Last season we saw the White Sox become one of the most explosive offensive teams in baseball, and most of us expected that to continue and even improve in 2021. The injury to Eloy Jimenez in spring training significantly reduced the strength of the White Sox’s lineup, but most expected them to still be strong enough to be one of the best teams in baseball. Many prognosticators, including yours truly, thought Yoan Moncada would return to form after a season where his production suffered from the effects of COVID-19. That certainly didn’t happen.
Is it possible that Abreu’s newfound passivity in baseball is due to the fact that he is caught off guard and believes his teammates will catch up to him for the first time in his career? I can’t answer that question, but it does make me think a little (and that’s scary). Did Abreu compromise his aggressiveness by intentionally forcing him to take impact throws when he was out of the zone between offers, resulting in less efficiency overall? It’s too early to tell, but the hope of the team and fans is that this is just a blip and Jose Abreu will be back to his old self in no time.
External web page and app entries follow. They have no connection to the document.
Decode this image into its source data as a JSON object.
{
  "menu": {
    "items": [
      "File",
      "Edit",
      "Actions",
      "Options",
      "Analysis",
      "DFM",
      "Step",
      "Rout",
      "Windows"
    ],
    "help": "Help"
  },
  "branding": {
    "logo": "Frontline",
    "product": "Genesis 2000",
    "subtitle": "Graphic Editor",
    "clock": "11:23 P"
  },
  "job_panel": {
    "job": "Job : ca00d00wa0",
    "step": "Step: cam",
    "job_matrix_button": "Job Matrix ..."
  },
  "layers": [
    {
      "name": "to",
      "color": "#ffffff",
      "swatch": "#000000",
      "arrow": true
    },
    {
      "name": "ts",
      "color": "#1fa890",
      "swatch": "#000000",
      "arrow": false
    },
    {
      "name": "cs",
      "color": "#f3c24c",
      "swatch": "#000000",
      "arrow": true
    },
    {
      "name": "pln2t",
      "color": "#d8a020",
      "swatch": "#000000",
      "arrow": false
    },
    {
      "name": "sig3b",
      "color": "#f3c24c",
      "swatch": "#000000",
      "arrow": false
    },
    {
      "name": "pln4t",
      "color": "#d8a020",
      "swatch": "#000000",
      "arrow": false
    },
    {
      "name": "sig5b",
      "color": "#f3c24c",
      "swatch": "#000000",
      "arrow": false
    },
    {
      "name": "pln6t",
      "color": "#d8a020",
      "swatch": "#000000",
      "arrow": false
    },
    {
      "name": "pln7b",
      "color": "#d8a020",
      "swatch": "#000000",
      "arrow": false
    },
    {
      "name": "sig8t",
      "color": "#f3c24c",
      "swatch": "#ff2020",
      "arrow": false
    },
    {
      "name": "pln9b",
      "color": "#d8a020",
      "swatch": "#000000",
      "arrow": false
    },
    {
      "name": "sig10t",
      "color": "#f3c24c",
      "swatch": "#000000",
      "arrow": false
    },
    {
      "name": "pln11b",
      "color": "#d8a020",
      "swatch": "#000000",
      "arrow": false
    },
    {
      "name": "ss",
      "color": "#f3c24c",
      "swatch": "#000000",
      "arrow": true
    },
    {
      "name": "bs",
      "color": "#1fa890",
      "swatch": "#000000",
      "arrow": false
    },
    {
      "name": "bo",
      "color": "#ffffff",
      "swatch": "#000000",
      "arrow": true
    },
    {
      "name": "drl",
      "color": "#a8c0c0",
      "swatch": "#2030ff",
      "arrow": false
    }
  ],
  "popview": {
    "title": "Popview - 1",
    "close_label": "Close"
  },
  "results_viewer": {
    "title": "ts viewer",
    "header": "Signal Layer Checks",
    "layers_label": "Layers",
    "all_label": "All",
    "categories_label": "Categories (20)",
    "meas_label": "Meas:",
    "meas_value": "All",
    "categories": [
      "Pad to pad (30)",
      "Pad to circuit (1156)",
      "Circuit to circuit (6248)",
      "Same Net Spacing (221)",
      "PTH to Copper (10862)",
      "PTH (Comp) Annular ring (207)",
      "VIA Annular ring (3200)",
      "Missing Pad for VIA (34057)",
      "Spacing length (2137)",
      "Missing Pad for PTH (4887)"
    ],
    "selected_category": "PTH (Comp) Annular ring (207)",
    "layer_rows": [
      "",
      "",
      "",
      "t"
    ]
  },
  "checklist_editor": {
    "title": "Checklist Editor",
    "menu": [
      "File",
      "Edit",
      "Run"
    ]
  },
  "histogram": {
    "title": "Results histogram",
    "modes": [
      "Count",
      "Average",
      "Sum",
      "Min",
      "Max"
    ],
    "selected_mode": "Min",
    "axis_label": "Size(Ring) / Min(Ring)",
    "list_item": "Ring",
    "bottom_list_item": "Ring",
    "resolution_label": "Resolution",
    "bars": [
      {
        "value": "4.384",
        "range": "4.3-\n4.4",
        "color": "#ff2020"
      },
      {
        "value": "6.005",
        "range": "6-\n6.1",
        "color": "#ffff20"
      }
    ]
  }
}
Make no mistake, the White Sox need Jose Abreu if they want to succeed in the 2021 season. The absence of Eloy Jimenez means the remaining core of Jose Abreu, Tim Anderson, Yoan Moncada and Yasmani Grandal will have to step up. Abreu has been a model of consistency since donning a White Sox jersey in 2014, and I expect him to be no different in 2021 when all is said and done. The sooner he recovers from this early illness, the better off he will be.